(Items from a data source)
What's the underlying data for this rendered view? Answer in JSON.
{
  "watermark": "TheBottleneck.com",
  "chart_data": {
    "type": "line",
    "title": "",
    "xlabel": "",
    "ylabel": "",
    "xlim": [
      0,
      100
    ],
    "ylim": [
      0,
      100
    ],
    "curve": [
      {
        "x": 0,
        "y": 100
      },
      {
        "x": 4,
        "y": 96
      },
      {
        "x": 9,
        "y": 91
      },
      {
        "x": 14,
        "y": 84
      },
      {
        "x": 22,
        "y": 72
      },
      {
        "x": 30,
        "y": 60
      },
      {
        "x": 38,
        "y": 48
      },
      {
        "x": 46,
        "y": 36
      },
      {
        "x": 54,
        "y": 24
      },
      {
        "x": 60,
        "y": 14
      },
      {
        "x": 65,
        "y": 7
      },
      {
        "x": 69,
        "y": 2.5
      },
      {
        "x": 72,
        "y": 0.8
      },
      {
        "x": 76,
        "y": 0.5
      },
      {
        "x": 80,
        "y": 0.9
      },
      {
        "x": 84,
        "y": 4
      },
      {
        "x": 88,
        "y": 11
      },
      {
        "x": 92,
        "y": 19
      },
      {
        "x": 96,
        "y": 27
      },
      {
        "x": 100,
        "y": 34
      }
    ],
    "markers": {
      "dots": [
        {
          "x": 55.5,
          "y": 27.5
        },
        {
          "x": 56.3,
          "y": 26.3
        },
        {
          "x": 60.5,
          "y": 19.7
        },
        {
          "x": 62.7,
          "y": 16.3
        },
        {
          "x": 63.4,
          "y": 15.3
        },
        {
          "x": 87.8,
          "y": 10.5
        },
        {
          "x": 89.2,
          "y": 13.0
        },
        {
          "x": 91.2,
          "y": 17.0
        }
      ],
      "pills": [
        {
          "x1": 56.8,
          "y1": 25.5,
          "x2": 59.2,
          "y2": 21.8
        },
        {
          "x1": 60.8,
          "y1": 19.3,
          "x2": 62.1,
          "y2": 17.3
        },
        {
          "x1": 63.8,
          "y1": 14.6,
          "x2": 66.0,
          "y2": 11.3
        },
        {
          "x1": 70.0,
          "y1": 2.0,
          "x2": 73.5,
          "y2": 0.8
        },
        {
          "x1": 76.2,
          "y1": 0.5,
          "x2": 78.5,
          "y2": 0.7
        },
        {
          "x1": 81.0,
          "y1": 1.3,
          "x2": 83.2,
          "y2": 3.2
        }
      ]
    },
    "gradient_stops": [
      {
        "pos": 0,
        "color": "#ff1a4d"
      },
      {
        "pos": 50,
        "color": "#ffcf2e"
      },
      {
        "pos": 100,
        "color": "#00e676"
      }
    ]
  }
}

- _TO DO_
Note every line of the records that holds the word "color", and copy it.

- _YOUR SOLUTION_
        "color": "#ff1a4d"
        "color": "#ffcf2e"
        "color": "#00e676"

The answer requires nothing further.